* **Problem statement**: With the pictures left out, write out the records verbatim.

Element data from apps and pages:
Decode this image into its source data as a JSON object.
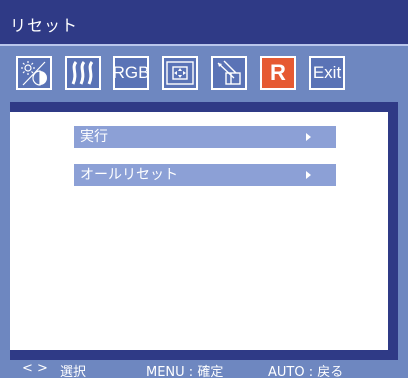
{
  "window": {
    "title": "リセット"
  },
  "toolbar": {
    "icons": [
      {
        "name": "brightness-contrast-icon",
        "selected": false
      },
      {
        "name": "sharpness-icon",
        "selected": false
      },
      {
        "name": "rgb-icon",
        "label": "RGB",
        "selected": false
      },
      {
        "name": "position-icon",
        "selected": false
      },
      {
        "name": "setup-icon",
        "selected": false
      },
      {
        "name": "reset-icon",
        "label": "R",
        "selected": true
      },
      {
        "name": "exit-icon",
        "label": "Exit",
        "selected": false
      }
    ]
  },
  "menu": {
    "items": [
      {
        "label": "実行"
      },
      {
        "label": "オールリセット"
      }
    ]
  },
  "footer": {
    "nav_arrows": "< >",
    "select_label": "選択",
    "menu_label": "MENU : 確定",
    "auto_label": "AUTO : 戻る"
  },
  "colors": {
    "panel": "#6e87c0",
    "title_bar": "#2f3a86",
    "selected": "#e65a32",
    "menu_item": "#8ca0d6"
  }
}
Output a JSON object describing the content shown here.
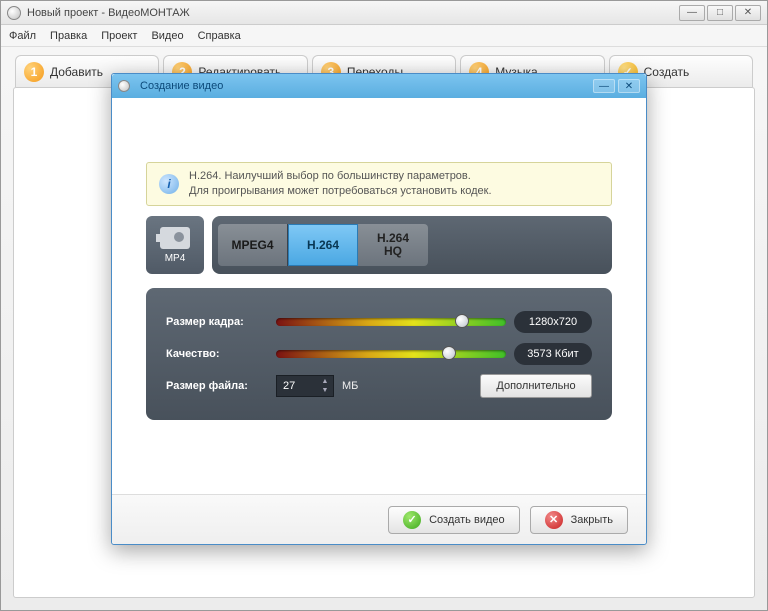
{
  "window": {
    "title": "Новый проект - ВидеоМОНТАЖ"
  },
  "menu": {
    "file": "Файл",
    "edit": "Правка",
    "project": "Проект",
    "video": "Видео",
    "help": "Справка"
  },
  "tabs": {
    "add": "Добавить",
    "edit": "Редактировать",
    "transitions": "Переходы",
    "music": "Музыка",
    "create": "Создать",
    "n1": "1",
    "n2": "2",
    "n3": "3",
    "n4": "4"
  },
  "dialog": {
    "title": "Создание видео",
    "info_line1": "H.264. Наилучший выбор по большинству параметров.",
    "info_line2": "Для проигрывания может потребоваться установить кодек.",
    "codec_icon_label": "MP4",
    "codec_mpeg4": "MPEG4",
    "codec_h264": "H.264",
    "codec_h264hq": "H.264\nHQ",
    "frame_label": "Размер кадра:",
    "frame_value": "1280x720",
    "quality_label": "Качество:",
    "quality_value": "3573 Кбит",
    "filesize_label": "Размер файла:",
    "filesize_value": "27",
    "filesize_unit": "МБ",
    "advanced": "Дополнительно",
    "create_btn": "Создать видео",
    "close_btn": "Закрыть",
    "check": "✓",
    "cross": "✕",
    "info": "i"
  },
  "slider": {
    "frame_pos": "78%",
    "quality_pos": "72%"
  }
}
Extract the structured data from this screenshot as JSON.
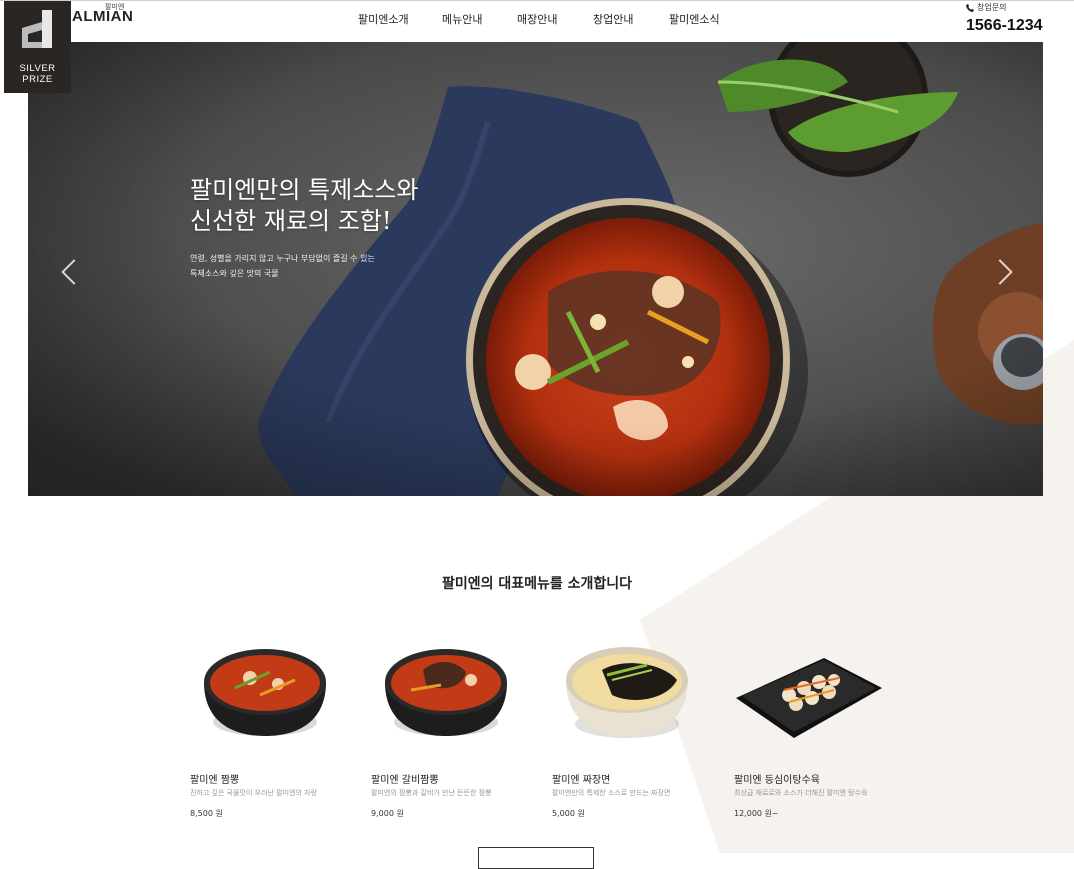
{
  "header": {
    "logo_small": "팔미엔",
    "logo": "ALMIAN",
    "nav": [
      "팔미엔소개",
      "메뉴안내",
      "매장안내",
      "창업안내",
      "팔미엔소식"
    ],
    "contact_label": "창업문의",
    "phone": "1566-1234"
  },
  "badge": {
    "line1": "SILVER",
    "line2": "PRIZE"
  },
  "hero": {
    "title": "팔미엔만의 특제소스와\n신선한 재료의 조합!",
    "subtitle": "연령, 성별을 가리지 않고 누구나 부담없이 즐길 수 있는\n특제소스와 깊은 맛의 국물"
  },
  "section": {
    "title": "팔미엔의 대표메뉴를 소개합니다",
    "menus": [
      {
        "name": "팔미엔 짬뽕",
        "desc": "진하고 깊은 국물맛이 우러난 팔미엔의 자랑",
        "price": "8,500 원",
        "icon": "jjamppong-bowl-icon"
      },
      {
        "name": "팔미엔 갈비짬뽕",
        "desc": "팔미엔의 짬뽕과 갈비가 만난 든든한 짬뽕",
        "price": "9,000 원",
        "icon": "galbi-jjamppong-bowl-icon"
      },
      {
        "name": "팔미엔 짜장면",
        "desc": "팔미엔만의 특제한 소스로 만드는 짜장면",
        "price": "5,000 원",
        "icon": "jajangmyeon-bowl-icon"
      },
      {
        "name": "팔미엔 등심이탕수육",
        "desc": "최상급 재료로와 소스가 더해진 팔미엔 탕수육",
        "price": "12,000 원~",
        "icon": "tangsuyuk-plate-icon"
      }
    ]
  }
}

* **Result**:
Decode this image into its source data as a JSON object.
{
  "window": {
    "title": "リセット"
  },
  "toolbar": {
    "icons": [
      {
        "name": "brightness-contrast-icon",
        "selected": false
      },
      {
        "name": "sharpness-icon",
        "selected": false
      },
      {
        "name": "rgb-icon",
        "label": "RGB",
        "selected": false
      },
      {
        "name": "position-icon",
        "selected": false
      },
      {
        "name": "setup-icon",
        "selected": false
      },
      {
        "name": "reset-icon",
        "label": "R",
        "selected": true
      },
      {
        "name": "exit-icon",
        "label": "Exit",
        "selected": false
      }
    ]
  },
  "menu": {
    "items": [
      {
        "label": "実行"
      },
      {
        "label": "オールリセット"
      }
    ]
  },
  "footer": {
    "nav_arrows": "< >",
    "select_label": "選択",
    "menu_label": "MENU : 確定",
    "auto_label": "AUTO : 戻る"
  },
  "colors": {
    "panel": "#6e87c0",
    "title_bar": "#2f3a86",
    "selected": "#e65a32",
    "menu_item": "#8ca0d6"
  }
}
Output a JSON object describing the content shown here.
{
  "window": {
    "title": "Новый проект - ВидеоМОНТАЖ"
  },
  "menu": {
    "file": "Файл",
    "edit": "Правка",
    "project": "Проект",
    "video": "Видео",
    "help": "Справка"
  },
  "tabs": {
    "add": "Добавить",
    "edit": "Редактировать",
    "transitions": "Переходы",
    "music": "Музыка",
    "create": "Создать",
    "n1": "1",
    "n2": "2",
    "n3": "3",
    "n4": "4"
  },
  "dialog": {
    "title": "Создание видео",
    "info_line1": "H.264. Наилучший выбор по большинству параметров.",
    "info_line2": "Для проигрывания может потребоваться установить кодек.",
    "codec_icon_label": "MP4",
    "codec_mpeg4": "MPEG4",
    "codec_h264": "H.264",
    "codec_h264hq": "H.264\nHQ",
    "frame_label": "Размер кадра:",
    "frame_value": "1280x720",
    "quality_label": "Качество:",
    "quality_value": "3573 Кбит",
    "filesize_label": "Размер файла:",
    "filesize_value": "27",
    "filesize_unit": "МБ",
    "advanced": "Дополнительно",
    "create_btn": "Создать видео",
    "close_btn": "Закрыть",
    "check": "✓",
    "cross": "✕",
    "info": "i"
  },
  "slider": {
    "frame_pos": "78%",
    "quality_pos": "72%"
  }
}
Extract the structured data from this screenshot as JSON.
{
  "header": {
    "logo_small": "팔미엔",
    "logo": "ALMIAN",
    "nav": [
      "팔미엔소개",
      "메뉴안내",
      "매장안내",
      "창업안내",
      "팔미엔소식"
    ],
    "contact_label": "창업문의",
    "phone": "1566-1234"
  },
  "badge": {
    "line1": "SILVER",
    "line2": "PRIZE"
  },
  "hero": {
    "title": "팔미엔만의 특제소스와\n신선한 재료의 조합!",
    "subtitle": "연령, 성별을 가리지 않고 누구나 부담없이 즐길 수 있는\n특제소스와 깊은 맛의 국물"
  },
  "section": {
    "title": "팔미엔의 대표메뉴를 소개합니다",
    "menus": [
      {
        "name": "팔미엔 짬뽕",
        "desc": "진하고 깊은 국물맛이 우러난 팔미엔의 자랑",
        "price": "8,500 원",
        "icon": "jjamppong-bowl-icon"
      },
      {
        "name": "팔미엔 갈비짬뽕",
        "desc": "팔미엔의 짬뽕과 갈비가 만난 든든한 짬뽕",
        "price": "9,000 원",
        "icon": "galbi-jjamppong-bowl-icon"
      },
      {
        "name": "팔미엔 짜장면",
        "desc": "팔미엔만의 특제한 소스로 만드는 짜장면",
        "price": "5,000 원",
        "icon": "jajangmyeon-bowl-icon"
      },
      {
        "name": "팔미엔 등심이탕수육",
        "desc": "최상급 재료로와 소스가 더해진 팔미엔 탕수육",
        "price": "12,000 원~",
        "icon": "tangsuyuk-plate-icon"
      }
    ]
  }
}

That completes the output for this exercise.